■ **Task item**: Return every record below exactly as written, but leave out the pictures.

■ **Records for the task**:
=== Begin Enclosure ===

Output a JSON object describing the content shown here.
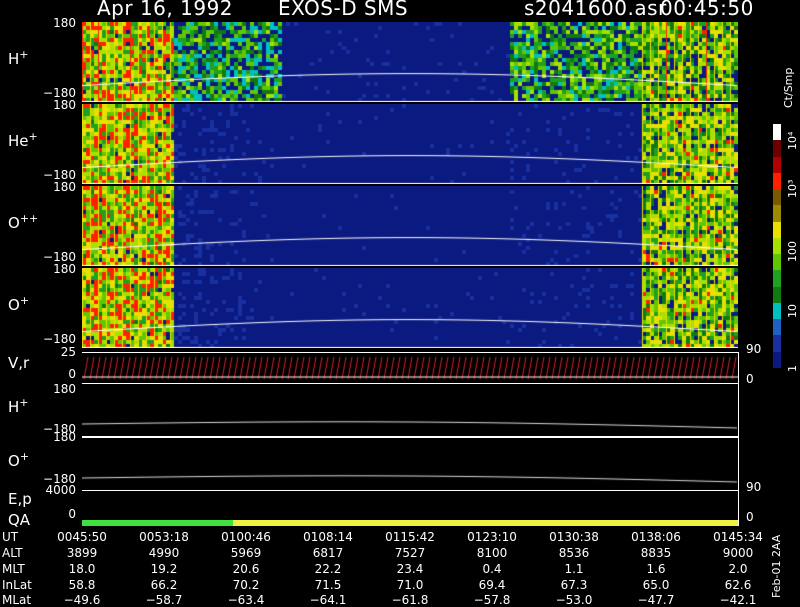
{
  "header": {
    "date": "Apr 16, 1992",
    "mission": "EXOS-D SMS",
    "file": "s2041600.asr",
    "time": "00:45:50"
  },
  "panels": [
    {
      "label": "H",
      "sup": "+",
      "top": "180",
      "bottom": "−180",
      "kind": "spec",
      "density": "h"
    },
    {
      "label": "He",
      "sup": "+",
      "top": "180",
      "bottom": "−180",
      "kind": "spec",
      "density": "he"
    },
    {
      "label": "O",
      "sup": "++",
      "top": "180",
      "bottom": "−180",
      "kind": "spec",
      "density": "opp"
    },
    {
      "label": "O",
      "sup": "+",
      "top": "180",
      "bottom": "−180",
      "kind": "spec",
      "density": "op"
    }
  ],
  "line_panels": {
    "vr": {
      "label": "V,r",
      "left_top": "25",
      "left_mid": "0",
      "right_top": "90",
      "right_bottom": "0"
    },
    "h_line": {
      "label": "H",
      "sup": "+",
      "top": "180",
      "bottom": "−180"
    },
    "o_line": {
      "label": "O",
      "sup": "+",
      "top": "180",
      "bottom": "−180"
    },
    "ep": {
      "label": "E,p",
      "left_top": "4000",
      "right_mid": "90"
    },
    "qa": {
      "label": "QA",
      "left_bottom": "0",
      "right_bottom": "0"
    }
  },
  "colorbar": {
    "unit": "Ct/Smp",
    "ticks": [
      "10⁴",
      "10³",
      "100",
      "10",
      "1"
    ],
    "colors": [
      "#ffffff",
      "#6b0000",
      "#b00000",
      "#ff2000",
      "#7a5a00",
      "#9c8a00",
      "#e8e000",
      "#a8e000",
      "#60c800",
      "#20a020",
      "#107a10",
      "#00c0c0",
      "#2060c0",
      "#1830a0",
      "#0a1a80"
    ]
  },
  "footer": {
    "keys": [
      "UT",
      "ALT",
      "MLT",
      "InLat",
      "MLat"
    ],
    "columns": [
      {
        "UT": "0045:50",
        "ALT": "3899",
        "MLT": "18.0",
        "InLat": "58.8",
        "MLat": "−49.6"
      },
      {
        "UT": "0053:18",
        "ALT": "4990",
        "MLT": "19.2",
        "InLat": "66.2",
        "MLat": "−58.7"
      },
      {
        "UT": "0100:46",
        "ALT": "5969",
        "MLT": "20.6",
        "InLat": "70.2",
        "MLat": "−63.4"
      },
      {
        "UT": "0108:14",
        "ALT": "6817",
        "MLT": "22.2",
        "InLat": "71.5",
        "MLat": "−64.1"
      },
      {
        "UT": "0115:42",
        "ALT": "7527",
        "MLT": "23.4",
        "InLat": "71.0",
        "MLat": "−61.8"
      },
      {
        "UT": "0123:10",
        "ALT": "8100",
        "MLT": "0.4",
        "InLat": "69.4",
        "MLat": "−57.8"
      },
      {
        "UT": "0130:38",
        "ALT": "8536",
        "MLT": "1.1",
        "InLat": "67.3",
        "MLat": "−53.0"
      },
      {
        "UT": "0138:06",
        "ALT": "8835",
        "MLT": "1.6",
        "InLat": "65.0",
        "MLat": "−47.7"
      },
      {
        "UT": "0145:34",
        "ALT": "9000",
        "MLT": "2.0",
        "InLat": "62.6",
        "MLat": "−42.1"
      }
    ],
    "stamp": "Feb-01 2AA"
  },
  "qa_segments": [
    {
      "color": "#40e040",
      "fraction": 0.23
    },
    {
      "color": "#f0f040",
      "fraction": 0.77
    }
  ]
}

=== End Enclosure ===

■ **Result below**:
Output a JSON object describing the content shown here.
{
  "header": {
    "date": "Apr 16, 1992",
    "mission": "EXOS-D SMS",
    "file": "s2041600.asr",
    "time": "00:45:50"
  },
  "panels": [
    {
      "label": "H",
      "sup": "+",
      "top": "180",
      "bottom": "−180",
      "kind": "spec",
      "density": "h"
    },
    {
      "label": "He",
      "sup": "+",
      "top": "180",
      "bottom": "−180",
      "kind": "spec",
      "density": "he"
    },
    {
      "label": "O",
      "sup": "++",
      "top": "180",
      "bottom": "−180",
      "kind": "spec",
      "density": "opp"
    },
    {
      "label": "O",
      "sup": "+",
      "top": "180",
      "bottom": "−180",
      "kind": "spec",
      "density": "op"
    }
  ],
  "line_panels": {
    "vr": {
      "label": "V,r",
      "left_top": "25",
      "left_mid": "0",
      "right_top": "90",
      "right_bottom": "0"
    },
    "h_line": {
      "label": "H",
      "sup": "+",
      "top": "180",
      "bottom": "−180"
    },
    "o_line": {
      "label": "O",
      "sup": "+",
      "top": "180",
      "bottom": "−180"
    },
    "ep": {
      "label": "E,p",
      "left_top": "4000",
      "right_mid": "90"
    },
    "qa": {
      "label": "QA",
      "left_bottom": "0",
      "right_bottom": "0"
    }
  },
  "colorbar": {
    "unit": "Ct/Smp",
    "ticks": [
      "10⁴",
      "10³",
      "100",
      "10",
      "1"
    ],
    "colors": [
      "#ffffff",
      "#6b0000",
      "#b00000",
      "#ff2000",
      "#7a5a00",
      "#9c8a00",
      "#e8e000",
      "#a8e000",
      "#60c800",
      "#20a020",
      "#107a10",
      "#00c0c0",
      "#2060c0",
      "#1830a0",
      "#0a1a80"
    ]
  },
  "footer": {
    "keys": [
      "UT",
      "ALT",
      "MLT",
      "InLat",
      "MLat"
    ],
    "columns": [
      {
        "UT": "0045:50",
        "ALT": "3899",
        "MLT": "18.0",
        "InLat": "58.8",
        "MLat": "−49.6"
      },
      {
        "UT": "0053:18",
        "ALT": "4990",
        "MLT": "19.2",
        "InLat": "66.2",
        "MLat": "−58.7"
      },
      {
        "UT": "0100:46",
        "ALT": "5969",
        "MLT": "20.6",
        "InLat": "70.2",
        "MLat": "−63.4"
      },
      {
        "UT": "0108:14",
        "ALT": "6817",
        "MLT": "22.2",
        "InLat": "71.5",
        "MLat": "−64.1"
      },
      {
        "UT": "0115:42",
        "ALT": "7527",
        "MLT": "23.4",
        "InLat": "71.0",
        "MLat": "−61.8"
      },
      {
        "UT": "0123:10",
        "ALT": "8100",
        "MLT": "0.4",
        "InLat": "69.4",
        "MLat": "−57.8"
      },
      {
        "UT": "0130:38",
        "ALT": "8536",
        "MLT": "1.1",
        "InLat": "67.3",
        "MLat": "−53.0"
      },
      {
        "UT": "0138:06",
        "ALT": "8835",
        "MLT": "1.6",
        "InLat": "65.0",
        "MLat": "−47.7"
      },
      {
        "UT": "0145:34",
        "ALT": "9000",
        "MLT": "2.0",
        "InLat": "62.6",
        "MLat": "−42.1"
      }
    ],
    "stamp": "Feb-01 2AA"
  },
  "qa_segments": [
    {
      "color": "#40e040",
      "fraction": 0.23
    },
    {
      "color": "#f0f040",
      "fraction": 0.77
    }
  ]
}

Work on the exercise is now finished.